Sunday 21 September 2014

Signs of an Incoming Storm

With plans coming together for storm birding tomorrow, I was planning to sit down and work on my research project this afternoon. After two hours I got a message from Ian who was planning to check out Cape St. Francis in the afternoon. CSF is easily one of the most under-birded locations along the Eastern avalon and I've made it my intent to put it on the birding map since I moved back to NFLD in 2013. I've now visited 12 times, and have seen Great Skua on two visits, several jaegers, 3 Northern Wheatears, and a hornemanni's Hoary Redpoll! Although we didn't see any real rarities today we did have the opportunity to a close study of two adult Red Phalaropes.

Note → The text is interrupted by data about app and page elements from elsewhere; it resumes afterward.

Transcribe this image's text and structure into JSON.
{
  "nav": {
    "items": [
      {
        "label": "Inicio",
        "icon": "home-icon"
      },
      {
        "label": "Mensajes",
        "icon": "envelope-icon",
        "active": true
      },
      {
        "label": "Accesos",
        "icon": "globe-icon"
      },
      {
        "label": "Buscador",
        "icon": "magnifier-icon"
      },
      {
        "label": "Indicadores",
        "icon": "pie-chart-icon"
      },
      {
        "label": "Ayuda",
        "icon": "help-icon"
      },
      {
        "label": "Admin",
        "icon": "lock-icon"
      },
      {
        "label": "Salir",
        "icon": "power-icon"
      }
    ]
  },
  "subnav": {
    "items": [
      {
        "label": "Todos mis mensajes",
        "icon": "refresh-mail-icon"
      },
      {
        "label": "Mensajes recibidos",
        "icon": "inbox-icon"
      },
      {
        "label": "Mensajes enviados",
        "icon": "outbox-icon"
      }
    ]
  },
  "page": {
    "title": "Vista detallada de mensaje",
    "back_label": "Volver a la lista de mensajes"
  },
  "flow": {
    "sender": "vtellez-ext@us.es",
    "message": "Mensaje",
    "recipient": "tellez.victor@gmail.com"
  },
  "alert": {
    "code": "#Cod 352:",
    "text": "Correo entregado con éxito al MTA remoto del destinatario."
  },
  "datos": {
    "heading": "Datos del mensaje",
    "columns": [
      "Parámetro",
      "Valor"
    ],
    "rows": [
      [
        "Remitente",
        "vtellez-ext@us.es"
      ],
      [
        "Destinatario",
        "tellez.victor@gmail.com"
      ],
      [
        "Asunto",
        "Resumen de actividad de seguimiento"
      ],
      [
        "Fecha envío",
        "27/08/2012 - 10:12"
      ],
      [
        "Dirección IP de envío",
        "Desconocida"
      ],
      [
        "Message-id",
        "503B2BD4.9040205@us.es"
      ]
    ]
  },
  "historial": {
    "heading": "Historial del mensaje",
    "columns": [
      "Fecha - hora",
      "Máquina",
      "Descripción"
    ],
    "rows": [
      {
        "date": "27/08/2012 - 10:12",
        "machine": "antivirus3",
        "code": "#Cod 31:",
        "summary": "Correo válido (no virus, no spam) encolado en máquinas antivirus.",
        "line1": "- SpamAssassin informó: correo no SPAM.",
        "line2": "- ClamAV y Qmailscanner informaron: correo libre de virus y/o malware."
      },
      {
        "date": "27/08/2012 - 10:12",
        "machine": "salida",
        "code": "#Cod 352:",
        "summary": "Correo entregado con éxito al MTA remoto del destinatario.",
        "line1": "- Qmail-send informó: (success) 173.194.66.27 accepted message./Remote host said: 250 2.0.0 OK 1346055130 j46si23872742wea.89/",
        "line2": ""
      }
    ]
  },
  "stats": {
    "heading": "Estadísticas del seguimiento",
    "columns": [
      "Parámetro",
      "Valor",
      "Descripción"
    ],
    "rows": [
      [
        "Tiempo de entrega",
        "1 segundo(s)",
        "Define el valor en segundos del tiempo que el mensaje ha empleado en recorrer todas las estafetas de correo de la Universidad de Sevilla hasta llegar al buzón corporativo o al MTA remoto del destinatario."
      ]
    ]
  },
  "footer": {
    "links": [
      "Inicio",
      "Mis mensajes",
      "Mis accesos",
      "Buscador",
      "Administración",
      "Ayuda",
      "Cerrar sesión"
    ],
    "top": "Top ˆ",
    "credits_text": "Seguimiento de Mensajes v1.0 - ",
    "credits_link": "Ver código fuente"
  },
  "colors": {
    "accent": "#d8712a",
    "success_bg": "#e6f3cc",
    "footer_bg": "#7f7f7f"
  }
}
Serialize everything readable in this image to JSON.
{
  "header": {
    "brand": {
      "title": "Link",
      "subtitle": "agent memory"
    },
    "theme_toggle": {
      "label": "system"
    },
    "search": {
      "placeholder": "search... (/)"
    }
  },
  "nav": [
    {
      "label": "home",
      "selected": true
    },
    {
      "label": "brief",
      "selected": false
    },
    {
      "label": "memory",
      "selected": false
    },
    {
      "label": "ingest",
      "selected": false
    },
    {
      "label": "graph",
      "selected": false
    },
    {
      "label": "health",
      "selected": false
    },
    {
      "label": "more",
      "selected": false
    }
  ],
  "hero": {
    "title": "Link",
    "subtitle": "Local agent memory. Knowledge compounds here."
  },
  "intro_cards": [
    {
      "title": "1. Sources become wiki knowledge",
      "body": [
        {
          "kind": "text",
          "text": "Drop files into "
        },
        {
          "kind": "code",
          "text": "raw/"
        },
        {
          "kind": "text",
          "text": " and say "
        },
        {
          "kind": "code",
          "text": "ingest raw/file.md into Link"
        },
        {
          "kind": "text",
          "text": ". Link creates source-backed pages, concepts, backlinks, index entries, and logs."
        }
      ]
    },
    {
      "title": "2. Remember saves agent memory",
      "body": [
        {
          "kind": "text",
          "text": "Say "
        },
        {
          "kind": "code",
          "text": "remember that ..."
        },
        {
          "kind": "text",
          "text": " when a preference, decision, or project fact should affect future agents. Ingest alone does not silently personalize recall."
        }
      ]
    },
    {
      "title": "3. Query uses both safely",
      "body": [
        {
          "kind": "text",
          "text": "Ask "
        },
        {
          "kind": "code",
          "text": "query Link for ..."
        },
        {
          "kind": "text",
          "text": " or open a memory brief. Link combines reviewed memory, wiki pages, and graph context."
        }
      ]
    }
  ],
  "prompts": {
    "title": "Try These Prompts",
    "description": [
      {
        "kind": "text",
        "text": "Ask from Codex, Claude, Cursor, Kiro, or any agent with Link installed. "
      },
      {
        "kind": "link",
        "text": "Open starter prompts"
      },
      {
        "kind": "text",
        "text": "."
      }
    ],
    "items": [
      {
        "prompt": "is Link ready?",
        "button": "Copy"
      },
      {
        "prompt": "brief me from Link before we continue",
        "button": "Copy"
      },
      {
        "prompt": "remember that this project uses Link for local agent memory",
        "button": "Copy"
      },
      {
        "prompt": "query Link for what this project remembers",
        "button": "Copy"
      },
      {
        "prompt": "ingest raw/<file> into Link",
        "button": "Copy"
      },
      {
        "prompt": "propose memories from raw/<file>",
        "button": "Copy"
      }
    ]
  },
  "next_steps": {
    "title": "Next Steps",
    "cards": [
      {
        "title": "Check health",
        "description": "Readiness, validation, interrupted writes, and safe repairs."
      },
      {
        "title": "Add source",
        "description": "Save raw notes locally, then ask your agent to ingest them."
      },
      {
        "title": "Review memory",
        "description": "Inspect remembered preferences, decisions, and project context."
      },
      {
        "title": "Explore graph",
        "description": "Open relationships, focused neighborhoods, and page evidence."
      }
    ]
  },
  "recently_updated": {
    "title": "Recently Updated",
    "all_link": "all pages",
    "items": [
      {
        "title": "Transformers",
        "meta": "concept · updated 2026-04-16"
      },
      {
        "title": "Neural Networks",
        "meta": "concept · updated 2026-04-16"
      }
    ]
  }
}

During a 30 minute sea watch we saw about 100 phalaropes flying in all directions, and another 100 feeding on the ocean surface. Despite the strong offshore winds several were flying right by the point giving exceptional views. On one occasion an adult Red Phalarope and one juvenile Red-necked Phalarope flew by giving good looks at their different sizes and general upper-side coloration (a juvenile RNPH is quite dark). Would have made for a great comparison photo!

On our walk back to the car we noticed 2 Red Phalaropes clinging to the cliff feeding on invertebrates. A behaviour I've never seen before, and I suspect is partly associated with the strong offshore winds. These birds found this sheltered cove and an abundance of food and broke the rules to capitalize on an unexploited niche.

They appeared to be inexperienced cliffside feeders, looking very out of place, especially considering their webbed feet!

Pale base on a relatively thick bill is probably the most reliable way to identify this species in the winter. Although these ones aren't completely into their non-breeding plumage, they are getting there.

 They really are tiny birds. With the sun behind you they glisten against the dark ocean background and can be visible from several kilometres away.

Also had great looks at an adult Goshawk this morning before sunrise!


Hopes are high for a seabird show tomorrow. The storm is straight from the South punching out at 100km/h +

Storms from this direction are basically unexplored from a birding point of view in Newfoundland. I can only recall reading about one such event that got birded (see post here) - which ended up being an enviable day. Expectations are high that tomorrow will deliver.

Should be plenty more of these tomorrow: